- [Your objective]:
Search the material below for the string "info" and list each line that holds it.
**** Exercise data
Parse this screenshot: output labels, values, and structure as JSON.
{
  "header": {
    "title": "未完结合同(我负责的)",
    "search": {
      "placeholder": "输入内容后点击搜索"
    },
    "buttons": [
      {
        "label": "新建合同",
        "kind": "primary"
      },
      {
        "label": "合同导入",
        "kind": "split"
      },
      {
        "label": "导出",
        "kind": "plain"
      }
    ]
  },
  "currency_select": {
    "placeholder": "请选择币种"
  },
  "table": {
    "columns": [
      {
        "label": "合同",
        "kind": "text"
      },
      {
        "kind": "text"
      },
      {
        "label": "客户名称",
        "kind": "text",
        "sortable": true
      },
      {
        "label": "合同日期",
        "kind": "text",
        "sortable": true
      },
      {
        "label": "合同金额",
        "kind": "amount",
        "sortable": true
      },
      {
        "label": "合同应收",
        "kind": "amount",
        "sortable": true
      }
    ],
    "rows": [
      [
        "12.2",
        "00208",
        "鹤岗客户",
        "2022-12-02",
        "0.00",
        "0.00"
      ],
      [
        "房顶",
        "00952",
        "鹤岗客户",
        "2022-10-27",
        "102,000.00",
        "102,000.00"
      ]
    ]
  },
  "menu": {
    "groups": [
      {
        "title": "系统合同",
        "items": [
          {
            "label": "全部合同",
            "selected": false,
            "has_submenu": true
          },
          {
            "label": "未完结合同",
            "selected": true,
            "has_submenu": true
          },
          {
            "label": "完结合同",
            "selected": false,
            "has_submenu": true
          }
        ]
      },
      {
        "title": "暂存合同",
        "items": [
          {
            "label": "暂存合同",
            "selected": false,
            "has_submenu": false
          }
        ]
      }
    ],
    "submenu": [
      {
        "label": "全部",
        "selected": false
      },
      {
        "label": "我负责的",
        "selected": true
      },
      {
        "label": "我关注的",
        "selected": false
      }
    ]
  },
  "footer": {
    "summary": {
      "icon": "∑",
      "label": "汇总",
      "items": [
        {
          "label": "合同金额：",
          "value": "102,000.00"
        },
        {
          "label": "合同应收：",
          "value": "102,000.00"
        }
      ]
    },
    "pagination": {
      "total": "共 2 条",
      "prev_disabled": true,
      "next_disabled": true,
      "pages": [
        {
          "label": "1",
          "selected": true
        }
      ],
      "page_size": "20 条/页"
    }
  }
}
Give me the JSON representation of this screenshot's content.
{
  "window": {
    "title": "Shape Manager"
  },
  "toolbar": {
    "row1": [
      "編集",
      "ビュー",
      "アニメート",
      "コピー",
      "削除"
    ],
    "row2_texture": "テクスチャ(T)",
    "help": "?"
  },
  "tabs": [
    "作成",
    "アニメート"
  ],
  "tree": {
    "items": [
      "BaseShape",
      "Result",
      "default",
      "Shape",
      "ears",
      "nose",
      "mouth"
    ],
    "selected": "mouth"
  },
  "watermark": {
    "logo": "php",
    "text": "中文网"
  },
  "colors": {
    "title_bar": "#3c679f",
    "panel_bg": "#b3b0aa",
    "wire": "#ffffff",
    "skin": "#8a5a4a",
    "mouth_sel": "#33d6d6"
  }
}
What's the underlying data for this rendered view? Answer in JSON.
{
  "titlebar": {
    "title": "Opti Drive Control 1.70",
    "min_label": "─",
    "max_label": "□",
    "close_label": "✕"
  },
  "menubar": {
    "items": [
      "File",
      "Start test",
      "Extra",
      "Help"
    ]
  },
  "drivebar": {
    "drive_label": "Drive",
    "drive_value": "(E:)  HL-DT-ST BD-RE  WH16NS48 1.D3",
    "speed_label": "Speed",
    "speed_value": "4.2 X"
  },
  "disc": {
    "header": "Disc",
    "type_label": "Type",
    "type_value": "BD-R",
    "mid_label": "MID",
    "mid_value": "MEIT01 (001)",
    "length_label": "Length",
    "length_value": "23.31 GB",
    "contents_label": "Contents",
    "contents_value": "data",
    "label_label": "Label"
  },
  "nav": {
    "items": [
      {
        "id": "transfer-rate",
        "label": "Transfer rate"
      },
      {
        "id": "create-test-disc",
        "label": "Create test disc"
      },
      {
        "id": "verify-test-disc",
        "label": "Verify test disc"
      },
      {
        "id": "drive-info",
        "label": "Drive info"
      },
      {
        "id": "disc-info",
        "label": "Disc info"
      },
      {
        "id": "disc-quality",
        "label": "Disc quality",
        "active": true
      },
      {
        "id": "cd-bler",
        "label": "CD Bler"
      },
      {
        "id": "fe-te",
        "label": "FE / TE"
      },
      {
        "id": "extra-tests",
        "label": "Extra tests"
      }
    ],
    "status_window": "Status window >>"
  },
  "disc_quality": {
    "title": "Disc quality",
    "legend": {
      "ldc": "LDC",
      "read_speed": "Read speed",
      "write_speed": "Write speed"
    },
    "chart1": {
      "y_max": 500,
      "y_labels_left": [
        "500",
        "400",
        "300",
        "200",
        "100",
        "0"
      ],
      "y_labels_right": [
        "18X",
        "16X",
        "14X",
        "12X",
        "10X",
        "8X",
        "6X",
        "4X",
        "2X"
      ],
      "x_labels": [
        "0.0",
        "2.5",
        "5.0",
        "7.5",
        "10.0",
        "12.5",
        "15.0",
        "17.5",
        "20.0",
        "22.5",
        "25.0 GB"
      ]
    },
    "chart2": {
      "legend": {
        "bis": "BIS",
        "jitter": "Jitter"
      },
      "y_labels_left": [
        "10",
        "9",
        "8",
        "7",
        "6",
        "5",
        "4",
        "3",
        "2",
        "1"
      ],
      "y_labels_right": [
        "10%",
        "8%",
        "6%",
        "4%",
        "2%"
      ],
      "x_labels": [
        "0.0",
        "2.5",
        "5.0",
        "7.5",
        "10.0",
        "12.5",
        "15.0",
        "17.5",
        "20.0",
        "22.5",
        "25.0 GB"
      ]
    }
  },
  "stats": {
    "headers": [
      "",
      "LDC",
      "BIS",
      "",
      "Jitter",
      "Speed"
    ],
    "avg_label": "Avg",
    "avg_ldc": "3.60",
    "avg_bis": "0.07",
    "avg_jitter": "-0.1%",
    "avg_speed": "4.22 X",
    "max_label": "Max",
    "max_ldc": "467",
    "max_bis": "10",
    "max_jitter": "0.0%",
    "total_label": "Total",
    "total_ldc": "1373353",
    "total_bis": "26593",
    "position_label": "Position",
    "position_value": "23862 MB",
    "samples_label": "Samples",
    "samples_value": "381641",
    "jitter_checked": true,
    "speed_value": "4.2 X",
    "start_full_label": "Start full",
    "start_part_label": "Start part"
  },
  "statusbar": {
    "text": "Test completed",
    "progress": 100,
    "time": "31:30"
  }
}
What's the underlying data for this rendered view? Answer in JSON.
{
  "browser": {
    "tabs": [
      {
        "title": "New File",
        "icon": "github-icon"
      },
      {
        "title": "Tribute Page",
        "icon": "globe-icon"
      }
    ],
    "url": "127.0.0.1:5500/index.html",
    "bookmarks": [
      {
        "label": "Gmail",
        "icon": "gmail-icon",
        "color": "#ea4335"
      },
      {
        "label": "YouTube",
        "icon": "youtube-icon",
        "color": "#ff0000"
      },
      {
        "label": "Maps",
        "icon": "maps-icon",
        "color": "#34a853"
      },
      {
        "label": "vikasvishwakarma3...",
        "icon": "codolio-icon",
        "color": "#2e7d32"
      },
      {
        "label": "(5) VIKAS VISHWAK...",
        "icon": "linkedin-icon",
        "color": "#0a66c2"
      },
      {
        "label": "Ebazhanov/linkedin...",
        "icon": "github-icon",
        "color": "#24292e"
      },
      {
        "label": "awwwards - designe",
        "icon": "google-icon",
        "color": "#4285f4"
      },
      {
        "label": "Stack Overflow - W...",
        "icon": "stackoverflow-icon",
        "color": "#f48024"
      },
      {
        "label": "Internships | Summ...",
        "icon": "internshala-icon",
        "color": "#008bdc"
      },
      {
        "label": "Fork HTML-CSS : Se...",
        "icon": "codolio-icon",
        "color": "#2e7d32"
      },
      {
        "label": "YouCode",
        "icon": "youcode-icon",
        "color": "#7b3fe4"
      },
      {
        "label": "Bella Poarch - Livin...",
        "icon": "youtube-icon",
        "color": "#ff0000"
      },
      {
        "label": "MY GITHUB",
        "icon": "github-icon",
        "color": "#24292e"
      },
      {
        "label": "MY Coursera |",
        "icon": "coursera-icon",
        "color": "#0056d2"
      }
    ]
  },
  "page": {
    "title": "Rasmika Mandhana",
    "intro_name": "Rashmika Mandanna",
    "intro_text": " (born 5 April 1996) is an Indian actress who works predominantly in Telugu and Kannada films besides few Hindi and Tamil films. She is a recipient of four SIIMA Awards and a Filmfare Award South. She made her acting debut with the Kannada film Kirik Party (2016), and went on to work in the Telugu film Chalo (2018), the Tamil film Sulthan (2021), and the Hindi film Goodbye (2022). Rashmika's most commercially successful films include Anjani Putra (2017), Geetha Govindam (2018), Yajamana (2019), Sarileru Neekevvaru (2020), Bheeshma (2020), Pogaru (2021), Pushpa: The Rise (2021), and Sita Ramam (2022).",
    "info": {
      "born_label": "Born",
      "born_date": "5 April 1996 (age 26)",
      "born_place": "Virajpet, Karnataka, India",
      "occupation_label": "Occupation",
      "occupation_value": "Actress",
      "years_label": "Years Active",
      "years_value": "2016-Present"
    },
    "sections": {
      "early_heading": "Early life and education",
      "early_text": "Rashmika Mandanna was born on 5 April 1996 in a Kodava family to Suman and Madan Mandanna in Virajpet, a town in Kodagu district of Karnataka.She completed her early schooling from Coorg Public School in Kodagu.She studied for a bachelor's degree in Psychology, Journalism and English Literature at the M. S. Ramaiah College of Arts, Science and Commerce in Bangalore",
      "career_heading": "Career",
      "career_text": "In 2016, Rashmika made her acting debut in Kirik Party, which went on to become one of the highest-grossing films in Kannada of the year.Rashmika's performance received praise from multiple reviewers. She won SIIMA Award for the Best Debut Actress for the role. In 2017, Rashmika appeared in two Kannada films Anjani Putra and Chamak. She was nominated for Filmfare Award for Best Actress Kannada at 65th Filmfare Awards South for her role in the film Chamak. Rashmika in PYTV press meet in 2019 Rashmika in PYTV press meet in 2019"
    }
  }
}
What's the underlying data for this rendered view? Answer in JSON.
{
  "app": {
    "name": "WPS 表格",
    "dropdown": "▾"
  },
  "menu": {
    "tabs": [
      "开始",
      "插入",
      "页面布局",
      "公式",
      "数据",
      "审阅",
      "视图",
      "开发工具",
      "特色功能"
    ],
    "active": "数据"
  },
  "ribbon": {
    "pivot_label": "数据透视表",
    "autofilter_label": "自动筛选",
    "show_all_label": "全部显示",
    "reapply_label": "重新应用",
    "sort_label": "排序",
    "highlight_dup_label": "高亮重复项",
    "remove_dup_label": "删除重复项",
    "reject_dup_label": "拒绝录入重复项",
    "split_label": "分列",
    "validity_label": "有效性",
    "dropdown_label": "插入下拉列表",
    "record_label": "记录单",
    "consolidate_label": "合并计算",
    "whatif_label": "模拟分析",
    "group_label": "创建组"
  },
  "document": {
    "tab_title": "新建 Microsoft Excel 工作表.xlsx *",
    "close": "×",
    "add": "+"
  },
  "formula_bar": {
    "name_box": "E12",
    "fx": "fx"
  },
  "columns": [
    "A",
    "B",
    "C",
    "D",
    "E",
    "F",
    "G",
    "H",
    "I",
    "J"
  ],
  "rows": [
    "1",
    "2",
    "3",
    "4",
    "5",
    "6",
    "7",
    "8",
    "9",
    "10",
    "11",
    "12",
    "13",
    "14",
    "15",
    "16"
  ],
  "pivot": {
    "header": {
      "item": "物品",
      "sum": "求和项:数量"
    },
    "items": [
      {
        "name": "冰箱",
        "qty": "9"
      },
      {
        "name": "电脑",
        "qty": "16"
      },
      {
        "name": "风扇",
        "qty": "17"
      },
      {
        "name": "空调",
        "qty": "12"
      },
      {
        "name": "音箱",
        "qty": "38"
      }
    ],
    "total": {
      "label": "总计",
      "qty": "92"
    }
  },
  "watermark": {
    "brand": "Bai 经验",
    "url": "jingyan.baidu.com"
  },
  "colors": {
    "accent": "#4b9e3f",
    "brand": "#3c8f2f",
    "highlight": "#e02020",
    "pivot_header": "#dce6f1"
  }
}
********
- [Exercise result]:
        "id": "drive-info",
        "label": "Drive info"
        "id": "disc-info",
        "label": "Disc info"
    "info": {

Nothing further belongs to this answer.